Filter the data below, keeping only lines that contain "Click".

Segment Start: Data for processing

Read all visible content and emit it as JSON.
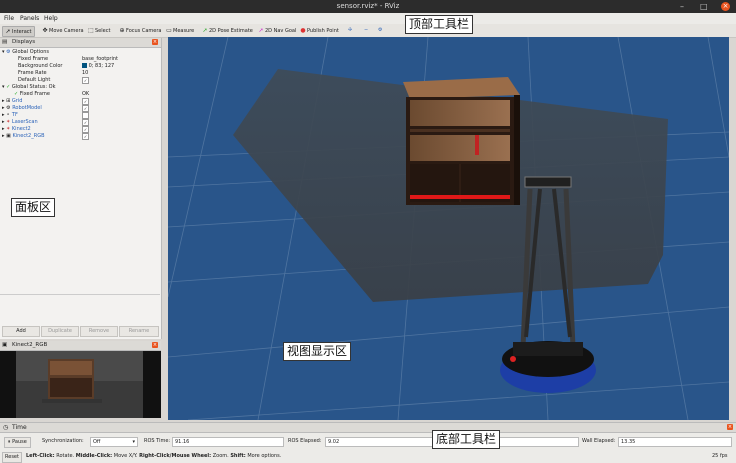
{
  "window": {
    "title": "sensor.rviz* - RViz"
  },
  "menu": {
    "file": "File",
    "panels": "Panels",
    "help": "Help"
  },
  "toolbar": {
    "interact": "Interact",
    "move_camera": "Move Camera",
    "select": "Select",
    "focus_camera": "Focus Camera",
    "measure": "Measure",
    "pose_estimate": "2D Pose Estimate",
    "nav_goal": "2D Nav Goal",
    "publish_point": "Publish Point"
  },
  "displays": {
    "title": "Displays",
    "global_options": "Global Options",
    "fixed_frame_label": "Fixed Frame",
    "fixed_frame_value": "base_footprint",
    "bg_color_label": "Background Color",
    "bg_color_value": "0; 83; 127",
    "frame_rate_label": "Frame Rate",
    "frame_rate_value": "10",
    "default_light_label": "Default Light",
    "global_status": "Global Status: Ok",
    "status_fixed_frame_label": "Fixed Frame",
    "status_fixed_frame_value": "OK",
    "items": [
      {
        "name": "Grid",
        "checked": true
      },
      {
        "name": "RobotModel",
        "checked": true
      },
      {
        "name": "TF",
        "checked": false
      },
      {
        "name": "LaserScan",
        "checked": true
      },
      {
        "name": "Kinect2",
        "checked": true
      },
      {
        "name": "Kinect2_RGB",
        "checked": true
      }
    ],
    "buttons": {
      "add": "Add",
      "duplicate": "Duplicate",
      "remove": "Remove",
      "rename": "Rename"
    }
  },
  "kinect_panel": {
    "title": "Kinect2_RGB"
  },
  "time": {
    "title": "Time",
    "pause": "Pause",
    "sync_label": "Synchronization:",
    "sync_value": "Off",
    "ros_time_label": "ROS Time:",
    "ros_time_value": "91.16",
    "ros_elapsed_label": "ROS Elapsed:",
    "ros_elapsed_value": "9.02",
    "wall_elapsed_label": "Wall Elapsed:",
    "wall_elapsed_value": "13.35"
  },
  "status": {
    "reset": "Reset",
    "hint_b1": "Left-Click:",
    "hint_t1": " Rotate. ",
    "hint_b2": "Middle-Click:",
    "hint_t2": " Move X/Y. ",
    "hint_b3": "Right-Click/Mouse Wheel:",
    "hint_t3": " Zoom. ",
    "hint_b4": "Shift:",
    "hint_t4": " More options.",
    "fps": "25 fps"
  },
  "annotations": {
    "top": "顶部工具栏",
    "panel": "面板区",
    "view": "视图显示区",
    "bottom": "底部工具栏"
  },
  "colors": {
    "viewport_bg": "#29558a",
    "accent": "#e9541f",
    "selection": "#3d7fc6"
  }
}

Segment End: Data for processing

Task output -
    "hint_b1": "Left-Click:",
    "hint_b2": "Middle-Click:",
    "hint_b3": "Right-Click/Mouse Wheel:",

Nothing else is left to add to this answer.